Sharing Skills - becoming a volunteer at units or joining a County Skills Pool

Leading the Way - training as a Leader or Commissioner or Adviser.

Developing Others - becoming a Guiding Trainer or Mentor.

Voice and Action - joining the Advocate Panel, British Youth Council Delegation, supporting Girlguiding campaigns.

Learning and Awards - Queen's Guide, Girlguiding Trainer.

Just For Me - taking advantage of Girlguiding opportunities, nationally and locally.

It was up to individuals in local areas to set up 'Inspire' groups, plan activities and carry them out.  Initially, few groups formed, partly because of the limitations caused by Covid lockdowns and limitations on gathering.  And even as Guiding emerged from Covid, there seemed to be little sign of the group finding it's feet.

Trefoil Guild AGMs

Trefoil Guild AGMS were held in venues around the country.  Here we have the beginnings of a list of them - we'd be happy to add more entries as information becomes available!

1951 - Swanwick

1953 - Swanwick

1955 - Swanwick - The Hayes (billed as Fourth Biennial Conference)

1993 - London, Church House, Westminster

1994 - Cardiff All Nations' Centre

1995 - Glasgow, University of Strathclyde

1996 - York, University of York

1997 - Belfast, Royal Belfast Academical Institution

1998 - Exeter, University of Exeter

1999 - Guildford Civic Centre

2000 - Buxton Pavilion Gardens

2001 - Carlisle Sands Centre

2002 - Peterborough, The Cresset

2003 - Llandudno North Wales Conference Centre

2004 - Dundee Caird Hall

2005 - Bath, The Forum.

2006 - Belfast Queen's University

2007 - Leeds Town Hall

2008 - Eastbourne Winter Garden

2009 - Telford International Centre

2010 - Preston Guild Hall

2011 - Southend-on-Sea

2012 - Cardiff St David's Hall

2013 - Glasgow Royal Concert Hall

2015 - Derry/Londonderry Millennium Forum Theatre

2016 - Harrogate

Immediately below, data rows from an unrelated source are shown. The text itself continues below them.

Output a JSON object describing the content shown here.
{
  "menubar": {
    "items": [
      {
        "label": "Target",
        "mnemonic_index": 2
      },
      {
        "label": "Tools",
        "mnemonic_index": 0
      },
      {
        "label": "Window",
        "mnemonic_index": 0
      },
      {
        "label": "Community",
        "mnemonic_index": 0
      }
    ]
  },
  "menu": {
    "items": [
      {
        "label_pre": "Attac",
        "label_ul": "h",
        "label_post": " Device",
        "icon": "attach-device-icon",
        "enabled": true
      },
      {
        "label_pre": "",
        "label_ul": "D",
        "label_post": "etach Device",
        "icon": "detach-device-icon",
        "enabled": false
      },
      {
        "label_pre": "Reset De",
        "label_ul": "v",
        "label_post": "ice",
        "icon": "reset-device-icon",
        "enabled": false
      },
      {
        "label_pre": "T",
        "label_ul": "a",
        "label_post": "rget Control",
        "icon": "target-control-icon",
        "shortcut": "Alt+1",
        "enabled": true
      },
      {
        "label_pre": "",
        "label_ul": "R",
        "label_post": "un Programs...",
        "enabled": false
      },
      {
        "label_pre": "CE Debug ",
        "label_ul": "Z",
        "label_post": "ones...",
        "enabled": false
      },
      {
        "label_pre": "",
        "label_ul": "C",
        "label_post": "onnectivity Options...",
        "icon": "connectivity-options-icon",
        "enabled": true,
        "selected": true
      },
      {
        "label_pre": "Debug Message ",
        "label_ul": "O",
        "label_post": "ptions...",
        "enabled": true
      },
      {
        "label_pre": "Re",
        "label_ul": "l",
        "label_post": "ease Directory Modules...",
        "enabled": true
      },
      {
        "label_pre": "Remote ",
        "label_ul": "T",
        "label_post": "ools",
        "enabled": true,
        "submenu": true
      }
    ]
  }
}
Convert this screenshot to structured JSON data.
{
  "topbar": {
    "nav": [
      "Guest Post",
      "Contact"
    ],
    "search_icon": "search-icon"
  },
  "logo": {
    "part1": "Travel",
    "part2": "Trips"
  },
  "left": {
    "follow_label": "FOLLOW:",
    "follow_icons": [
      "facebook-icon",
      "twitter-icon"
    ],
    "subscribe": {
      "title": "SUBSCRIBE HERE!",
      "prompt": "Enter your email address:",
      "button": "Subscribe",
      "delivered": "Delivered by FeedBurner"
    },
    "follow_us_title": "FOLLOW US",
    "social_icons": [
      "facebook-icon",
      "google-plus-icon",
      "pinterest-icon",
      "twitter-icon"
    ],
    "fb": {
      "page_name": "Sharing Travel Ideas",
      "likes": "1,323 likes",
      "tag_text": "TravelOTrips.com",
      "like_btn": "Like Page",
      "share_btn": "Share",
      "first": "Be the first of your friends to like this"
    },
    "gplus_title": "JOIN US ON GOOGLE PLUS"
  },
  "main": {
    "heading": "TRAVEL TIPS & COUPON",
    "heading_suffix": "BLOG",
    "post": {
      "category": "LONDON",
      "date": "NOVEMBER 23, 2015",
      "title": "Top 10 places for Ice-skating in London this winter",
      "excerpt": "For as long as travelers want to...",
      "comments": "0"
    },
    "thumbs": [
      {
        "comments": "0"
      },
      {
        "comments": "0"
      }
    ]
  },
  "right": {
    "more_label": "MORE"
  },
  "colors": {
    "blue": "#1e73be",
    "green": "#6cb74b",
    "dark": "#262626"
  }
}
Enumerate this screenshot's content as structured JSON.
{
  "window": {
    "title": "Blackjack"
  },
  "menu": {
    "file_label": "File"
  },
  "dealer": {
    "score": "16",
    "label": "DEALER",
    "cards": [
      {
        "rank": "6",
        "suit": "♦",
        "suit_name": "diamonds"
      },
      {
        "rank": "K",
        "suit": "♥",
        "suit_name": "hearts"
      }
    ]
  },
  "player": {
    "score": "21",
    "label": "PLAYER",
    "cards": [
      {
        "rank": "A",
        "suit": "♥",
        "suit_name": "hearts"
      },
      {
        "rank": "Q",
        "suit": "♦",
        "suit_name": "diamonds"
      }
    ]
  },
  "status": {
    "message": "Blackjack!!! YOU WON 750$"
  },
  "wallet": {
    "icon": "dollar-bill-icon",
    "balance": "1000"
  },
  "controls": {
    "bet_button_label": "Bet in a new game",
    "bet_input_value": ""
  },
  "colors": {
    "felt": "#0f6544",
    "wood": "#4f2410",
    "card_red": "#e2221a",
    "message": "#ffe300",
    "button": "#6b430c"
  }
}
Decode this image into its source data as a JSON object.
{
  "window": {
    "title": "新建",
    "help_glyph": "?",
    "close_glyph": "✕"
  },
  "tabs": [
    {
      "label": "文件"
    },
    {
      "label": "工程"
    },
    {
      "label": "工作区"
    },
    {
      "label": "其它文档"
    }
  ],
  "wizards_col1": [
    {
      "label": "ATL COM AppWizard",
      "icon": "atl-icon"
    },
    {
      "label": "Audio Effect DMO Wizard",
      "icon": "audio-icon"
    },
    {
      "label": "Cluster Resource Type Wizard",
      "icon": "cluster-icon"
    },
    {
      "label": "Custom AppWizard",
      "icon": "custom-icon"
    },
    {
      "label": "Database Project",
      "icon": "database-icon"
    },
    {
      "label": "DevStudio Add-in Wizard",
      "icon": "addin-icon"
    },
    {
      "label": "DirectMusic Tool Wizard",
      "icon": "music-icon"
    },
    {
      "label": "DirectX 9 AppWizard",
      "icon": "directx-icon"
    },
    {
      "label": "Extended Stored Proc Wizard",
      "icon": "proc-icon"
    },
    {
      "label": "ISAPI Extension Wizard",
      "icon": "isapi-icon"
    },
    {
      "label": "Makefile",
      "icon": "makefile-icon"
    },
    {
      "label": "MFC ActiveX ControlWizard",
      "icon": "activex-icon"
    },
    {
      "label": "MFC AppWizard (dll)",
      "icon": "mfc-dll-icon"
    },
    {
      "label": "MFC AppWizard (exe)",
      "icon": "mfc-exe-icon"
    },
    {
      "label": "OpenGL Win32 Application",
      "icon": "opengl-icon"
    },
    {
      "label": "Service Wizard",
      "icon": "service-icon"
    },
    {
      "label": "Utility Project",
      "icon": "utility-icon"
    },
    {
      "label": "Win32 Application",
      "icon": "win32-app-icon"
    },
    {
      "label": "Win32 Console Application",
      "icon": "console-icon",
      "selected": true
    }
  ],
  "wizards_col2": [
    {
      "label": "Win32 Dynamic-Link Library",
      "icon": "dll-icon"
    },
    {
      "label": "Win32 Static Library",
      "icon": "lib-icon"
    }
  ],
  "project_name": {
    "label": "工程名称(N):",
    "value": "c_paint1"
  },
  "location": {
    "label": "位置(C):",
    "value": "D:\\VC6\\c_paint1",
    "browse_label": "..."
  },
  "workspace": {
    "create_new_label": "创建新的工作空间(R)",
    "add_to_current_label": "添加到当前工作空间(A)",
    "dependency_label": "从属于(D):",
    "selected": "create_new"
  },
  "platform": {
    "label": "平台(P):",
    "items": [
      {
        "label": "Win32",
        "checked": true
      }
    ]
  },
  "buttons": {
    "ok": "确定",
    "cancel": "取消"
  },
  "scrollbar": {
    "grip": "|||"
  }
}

2017 - Brighton

2018 - Birmingham Symphony Hall

2019 - Southport

2020 - Postponed (due to be Southend)

2021 - Virtual Meeting

2022 - Llandudno